:: Your goal ::
Each line of the records that holds "встречи" should be shown in full.

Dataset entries
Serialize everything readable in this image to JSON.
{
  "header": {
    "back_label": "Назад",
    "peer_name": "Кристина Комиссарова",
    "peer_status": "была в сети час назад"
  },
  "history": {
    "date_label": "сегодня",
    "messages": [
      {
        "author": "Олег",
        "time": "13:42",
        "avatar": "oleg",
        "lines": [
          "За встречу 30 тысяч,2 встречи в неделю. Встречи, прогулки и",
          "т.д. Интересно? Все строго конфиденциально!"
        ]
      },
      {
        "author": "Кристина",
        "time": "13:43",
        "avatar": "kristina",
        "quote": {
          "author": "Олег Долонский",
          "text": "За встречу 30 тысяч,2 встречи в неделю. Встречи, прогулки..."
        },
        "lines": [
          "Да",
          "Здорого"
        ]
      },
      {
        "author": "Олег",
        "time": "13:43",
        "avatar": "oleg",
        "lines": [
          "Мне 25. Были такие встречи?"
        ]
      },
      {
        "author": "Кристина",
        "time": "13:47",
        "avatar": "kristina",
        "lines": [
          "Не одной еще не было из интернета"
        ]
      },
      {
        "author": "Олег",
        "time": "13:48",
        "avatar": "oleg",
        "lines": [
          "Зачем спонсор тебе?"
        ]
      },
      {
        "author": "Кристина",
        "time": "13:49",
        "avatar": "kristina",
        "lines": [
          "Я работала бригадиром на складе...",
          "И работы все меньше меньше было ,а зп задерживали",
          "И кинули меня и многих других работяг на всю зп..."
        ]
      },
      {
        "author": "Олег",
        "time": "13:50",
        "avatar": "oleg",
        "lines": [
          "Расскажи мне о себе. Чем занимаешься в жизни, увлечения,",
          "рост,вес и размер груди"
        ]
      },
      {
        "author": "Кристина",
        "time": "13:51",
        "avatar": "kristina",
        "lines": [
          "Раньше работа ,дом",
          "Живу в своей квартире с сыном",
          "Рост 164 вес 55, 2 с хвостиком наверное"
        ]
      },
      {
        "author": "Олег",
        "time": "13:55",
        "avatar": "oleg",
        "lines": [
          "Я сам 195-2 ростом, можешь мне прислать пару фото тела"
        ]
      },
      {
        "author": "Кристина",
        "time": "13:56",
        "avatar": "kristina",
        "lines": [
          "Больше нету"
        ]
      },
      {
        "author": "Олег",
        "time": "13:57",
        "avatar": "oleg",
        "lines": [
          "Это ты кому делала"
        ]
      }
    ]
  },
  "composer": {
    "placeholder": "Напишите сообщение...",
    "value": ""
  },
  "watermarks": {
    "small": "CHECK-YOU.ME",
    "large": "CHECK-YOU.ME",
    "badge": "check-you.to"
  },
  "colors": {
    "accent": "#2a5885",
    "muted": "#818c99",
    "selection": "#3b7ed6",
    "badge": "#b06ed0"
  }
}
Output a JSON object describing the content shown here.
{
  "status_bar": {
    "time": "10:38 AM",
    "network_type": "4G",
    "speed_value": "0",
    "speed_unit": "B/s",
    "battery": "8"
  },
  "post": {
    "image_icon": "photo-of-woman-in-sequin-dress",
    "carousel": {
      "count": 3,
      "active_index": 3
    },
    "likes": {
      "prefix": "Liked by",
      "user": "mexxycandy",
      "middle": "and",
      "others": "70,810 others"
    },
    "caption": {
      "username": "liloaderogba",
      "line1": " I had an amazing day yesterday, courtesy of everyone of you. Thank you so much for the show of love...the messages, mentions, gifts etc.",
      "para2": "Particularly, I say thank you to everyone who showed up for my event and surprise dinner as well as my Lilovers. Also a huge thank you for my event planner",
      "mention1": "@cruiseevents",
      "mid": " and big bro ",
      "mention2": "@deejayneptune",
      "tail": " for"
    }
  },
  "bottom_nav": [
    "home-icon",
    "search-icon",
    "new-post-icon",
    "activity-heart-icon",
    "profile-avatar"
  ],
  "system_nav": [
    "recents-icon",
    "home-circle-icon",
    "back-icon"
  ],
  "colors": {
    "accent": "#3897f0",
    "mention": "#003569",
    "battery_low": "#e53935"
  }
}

:: Written answer ::
          "За встречу 30 тысяч,2 встречи в неделю. Встречи, прогулки и",
          "text": "За встречу 30 тысяч,2 встречи в неделю. Встречи, прогулки..."
          "Мне 25. Были такие встречи?"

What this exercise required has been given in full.